[AIM OF THE EXERCISE] Scan the material below and copy every line holding the word "Traffic".

%%

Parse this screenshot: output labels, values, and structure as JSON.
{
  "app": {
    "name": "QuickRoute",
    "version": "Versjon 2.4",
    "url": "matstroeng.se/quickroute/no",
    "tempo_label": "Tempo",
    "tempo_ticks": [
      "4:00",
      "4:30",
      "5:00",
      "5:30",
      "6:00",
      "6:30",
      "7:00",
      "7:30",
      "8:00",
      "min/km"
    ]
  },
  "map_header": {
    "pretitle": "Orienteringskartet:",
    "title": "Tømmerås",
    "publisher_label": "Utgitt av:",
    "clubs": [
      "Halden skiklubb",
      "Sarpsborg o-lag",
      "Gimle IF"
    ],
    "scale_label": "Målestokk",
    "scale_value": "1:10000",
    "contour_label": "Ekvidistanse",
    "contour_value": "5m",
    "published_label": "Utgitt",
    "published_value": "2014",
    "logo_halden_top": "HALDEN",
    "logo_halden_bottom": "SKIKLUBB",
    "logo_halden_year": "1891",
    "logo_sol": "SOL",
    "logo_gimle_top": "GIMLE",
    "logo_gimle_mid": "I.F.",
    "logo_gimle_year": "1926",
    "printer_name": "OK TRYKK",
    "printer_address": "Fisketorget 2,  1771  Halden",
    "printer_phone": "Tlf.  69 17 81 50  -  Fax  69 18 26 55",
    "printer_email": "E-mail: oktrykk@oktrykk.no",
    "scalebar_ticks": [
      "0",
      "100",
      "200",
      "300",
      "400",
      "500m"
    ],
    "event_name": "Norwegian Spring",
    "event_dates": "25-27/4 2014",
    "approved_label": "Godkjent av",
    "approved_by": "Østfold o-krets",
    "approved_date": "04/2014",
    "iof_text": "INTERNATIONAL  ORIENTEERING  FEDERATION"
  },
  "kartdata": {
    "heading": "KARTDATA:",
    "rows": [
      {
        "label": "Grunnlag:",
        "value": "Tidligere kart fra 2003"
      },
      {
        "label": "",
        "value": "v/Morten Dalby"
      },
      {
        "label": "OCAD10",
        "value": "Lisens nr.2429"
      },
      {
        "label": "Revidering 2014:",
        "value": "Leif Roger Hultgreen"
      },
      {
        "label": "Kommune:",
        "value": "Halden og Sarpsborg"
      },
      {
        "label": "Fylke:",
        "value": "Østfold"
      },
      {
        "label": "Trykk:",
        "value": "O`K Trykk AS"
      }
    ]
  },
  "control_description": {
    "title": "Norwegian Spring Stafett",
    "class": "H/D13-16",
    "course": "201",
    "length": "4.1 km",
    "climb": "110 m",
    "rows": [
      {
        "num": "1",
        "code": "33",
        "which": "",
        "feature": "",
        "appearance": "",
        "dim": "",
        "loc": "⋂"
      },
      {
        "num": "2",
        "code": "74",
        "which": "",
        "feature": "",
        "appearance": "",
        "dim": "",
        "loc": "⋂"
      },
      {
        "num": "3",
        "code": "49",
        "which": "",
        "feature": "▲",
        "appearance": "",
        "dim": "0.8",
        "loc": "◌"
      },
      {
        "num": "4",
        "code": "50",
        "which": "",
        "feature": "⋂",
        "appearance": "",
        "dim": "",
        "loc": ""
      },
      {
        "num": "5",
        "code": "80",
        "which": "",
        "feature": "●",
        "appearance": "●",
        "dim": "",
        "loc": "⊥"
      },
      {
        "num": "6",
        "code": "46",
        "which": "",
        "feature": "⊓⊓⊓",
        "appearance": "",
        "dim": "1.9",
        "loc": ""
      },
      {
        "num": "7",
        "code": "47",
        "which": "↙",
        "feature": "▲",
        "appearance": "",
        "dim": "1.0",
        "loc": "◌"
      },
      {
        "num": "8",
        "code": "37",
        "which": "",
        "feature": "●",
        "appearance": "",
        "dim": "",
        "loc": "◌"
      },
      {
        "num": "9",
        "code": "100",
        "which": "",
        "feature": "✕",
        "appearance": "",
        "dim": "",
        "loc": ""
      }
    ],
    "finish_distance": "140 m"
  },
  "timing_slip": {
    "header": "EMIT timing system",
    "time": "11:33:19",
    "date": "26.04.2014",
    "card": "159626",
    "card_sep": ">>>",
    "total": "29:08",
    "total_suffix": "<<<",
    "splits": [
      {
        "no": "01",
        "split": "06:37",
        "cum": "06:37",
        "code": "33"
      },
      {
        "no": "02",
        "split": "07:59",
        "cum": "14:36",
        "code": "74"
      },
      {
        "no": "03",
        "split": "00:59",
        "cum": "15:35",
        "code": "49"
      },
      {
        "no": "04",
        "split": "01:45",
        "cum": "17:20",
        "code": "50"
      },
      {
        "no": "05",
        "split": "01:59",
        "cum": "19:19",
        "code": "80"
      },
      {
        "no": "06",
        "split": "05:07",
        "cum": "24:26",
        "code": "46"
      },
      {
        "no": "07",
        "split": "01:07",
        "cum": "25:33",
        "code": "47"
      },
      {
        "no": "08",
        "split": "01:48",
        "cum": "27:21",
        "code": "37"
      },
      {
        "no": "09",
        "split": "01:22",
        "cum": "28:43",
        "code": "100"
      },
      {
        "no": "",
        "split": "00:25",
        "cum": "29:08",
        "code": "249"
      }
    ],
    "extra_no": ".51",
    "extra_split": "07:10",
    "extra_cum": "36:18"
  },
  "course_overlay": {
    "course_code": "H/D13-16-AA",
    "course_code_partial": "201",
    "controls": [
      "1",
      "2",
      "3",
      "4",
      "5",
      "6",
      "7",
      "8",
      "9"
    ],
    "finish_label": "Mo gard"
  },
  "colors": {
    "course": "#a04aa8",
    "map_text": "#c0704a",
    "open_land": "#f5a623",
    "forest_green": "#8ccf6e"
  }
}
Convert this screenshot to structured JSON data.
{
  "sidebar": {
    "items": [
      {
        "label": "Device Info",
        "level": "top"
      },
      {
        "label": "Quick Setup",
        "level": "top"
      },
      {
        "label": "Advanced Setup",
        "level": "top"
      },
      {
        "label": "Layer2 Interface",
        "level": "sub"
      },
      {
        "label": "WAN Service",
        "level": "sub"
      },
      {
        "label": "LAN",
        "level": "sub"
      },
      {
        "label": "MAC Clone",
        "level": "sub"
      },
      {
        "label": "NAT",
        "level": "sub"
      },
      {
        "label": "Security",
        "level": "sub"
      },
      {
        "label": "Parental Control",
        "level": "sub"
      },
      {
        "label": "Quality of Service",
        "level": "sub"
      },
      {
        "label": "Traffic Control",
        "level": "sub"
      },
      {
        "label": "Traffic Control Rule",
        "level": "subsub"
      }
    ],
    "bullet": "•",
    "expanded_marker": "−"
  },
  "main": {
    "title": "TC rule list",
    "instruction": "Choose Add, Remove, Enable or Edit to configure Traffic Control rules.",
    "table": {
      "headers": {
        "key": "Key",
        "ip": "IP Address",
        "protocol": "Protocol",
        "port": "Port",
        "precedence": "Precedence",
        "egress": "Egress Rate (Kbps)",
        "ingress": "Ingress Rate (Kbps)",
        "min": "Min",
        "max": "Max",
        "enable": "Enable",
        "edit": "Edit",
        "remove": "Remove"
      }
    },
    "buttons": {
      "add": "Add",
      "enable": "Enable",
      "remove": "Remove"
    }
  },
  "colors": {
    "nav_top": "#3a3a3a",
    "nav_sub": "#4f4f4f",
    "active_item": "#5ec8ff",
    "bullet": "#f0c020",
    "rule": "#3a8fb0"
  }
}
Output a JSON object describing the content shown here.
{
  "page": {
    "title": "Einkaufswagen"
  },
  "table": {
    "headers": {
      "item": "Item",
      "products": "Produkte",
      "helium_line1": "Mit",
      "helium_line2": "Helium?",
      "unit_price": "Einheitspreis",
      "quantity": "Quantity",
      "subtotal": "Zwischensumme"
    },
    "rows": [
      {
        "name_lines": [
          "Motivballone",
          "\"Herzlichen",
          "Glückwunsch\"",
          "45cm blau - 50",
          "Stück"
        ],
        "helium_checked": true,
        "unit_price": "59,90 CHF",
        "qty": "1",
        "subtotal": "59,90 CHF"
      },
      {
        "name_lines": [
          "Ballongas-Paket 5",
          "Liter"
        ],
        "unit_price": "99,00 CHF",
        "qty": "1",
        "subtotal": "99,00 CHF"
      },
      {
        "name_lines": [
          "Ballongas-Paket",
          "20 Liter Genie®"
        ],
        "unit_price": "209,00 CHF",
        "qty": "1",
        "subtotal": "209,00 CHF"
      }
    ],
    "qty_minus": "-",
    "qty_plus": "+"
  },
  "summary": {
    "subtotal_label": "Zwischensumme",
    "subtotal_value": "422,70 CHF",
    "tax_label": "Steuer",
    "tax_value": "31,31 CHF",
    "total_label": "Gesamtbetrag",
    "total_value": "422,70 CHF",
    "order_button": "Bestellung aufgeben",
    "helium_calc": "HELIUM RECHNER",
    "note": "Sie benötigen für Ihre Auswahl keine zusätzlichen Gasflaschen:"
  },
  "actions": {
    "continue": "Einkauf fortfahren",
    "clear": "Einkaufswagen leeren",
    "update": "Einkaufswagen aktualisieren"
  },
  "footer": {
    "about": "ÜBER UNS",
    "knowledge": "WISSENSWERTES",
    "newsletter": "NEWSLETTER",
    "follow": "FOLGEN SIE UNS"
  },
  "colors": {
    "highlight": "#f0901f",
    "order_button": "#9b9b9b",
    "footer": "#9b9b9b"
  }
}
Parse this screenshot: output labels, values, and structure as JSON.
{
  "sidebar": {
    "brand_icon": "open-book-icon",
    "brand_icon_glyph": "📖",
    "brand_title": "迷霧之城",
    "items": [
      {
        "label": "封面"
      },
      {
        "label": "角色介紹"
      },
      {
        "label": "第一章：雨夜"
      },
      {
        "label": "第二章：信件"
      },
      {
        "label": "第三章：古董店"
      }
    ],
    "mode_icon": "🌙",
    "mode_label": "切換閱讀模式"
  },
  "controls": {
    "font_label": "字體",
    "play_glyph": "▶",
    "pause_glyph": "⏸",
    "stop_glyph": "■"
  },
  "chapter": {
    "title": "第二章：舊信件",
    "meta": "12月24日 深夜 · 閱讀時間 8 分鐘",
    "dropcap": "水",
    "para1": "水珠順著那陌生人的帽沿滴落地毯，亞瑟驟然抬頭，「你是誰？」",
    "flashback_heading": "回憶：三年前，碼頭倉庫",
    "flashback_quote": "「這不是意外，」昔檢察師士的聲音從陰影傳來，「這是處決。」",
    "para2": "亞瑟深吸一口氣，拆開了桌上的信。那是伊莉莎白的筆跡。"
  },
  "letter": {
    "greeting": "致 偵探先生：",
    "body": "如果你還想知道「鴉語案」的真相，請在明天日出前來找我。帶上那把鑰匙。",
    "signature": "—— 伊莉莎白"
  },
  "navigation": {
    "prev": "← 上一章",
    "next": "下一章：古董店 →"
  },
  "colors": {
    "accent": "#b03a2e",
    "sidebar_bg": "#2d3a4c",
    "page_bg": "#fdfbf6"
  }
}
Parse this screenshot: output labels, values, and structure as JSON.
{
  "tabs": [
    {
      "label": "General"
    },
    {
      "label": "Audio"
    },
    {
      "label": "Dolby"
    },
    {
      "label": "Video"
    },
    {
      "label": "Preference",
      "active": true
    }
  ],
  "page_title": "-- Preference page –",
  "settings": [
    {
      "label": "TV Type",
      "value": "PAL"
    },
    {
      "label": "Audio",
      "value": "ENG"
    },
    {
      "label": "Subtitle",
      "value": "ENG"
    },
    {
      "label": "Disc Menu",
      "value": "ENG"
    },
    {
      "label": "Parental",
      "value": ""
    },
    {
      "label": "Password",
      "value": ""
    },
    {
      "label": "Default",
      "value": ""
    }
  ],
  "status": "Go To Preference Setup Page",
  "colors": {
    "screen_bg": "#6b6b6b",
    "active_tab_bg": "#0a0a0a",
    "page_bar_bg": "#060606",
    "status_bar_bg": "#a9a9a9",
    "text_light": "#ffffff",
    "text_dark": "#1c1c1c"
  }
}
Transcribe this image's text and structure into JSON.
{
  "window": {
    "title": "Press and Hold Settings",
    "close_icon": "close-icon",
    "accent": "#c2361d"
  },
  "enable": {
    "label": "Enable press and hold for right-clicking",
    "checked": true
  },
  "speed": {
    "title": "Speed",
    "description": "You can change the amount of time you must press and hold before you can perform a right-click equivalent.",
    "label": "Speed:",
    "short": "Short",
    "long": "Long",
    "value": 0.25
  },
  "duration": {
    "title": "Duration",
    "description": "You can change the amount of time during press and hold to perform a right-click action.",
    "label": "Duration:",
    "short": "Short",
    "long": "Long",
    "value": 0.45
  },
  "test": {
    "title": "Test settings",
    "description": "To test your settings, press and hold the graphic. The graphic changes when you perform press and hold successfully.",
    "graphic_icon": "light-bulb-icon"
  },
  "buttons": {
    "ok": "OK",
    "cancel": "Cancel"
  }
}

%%

[ANSWER AREA]
        "label": "Traffic Control",
        "label": "Traffic Control Rule",
    "instruction": "Choose Add, Remove, Enable or Edit to configure Traffic Control rules.",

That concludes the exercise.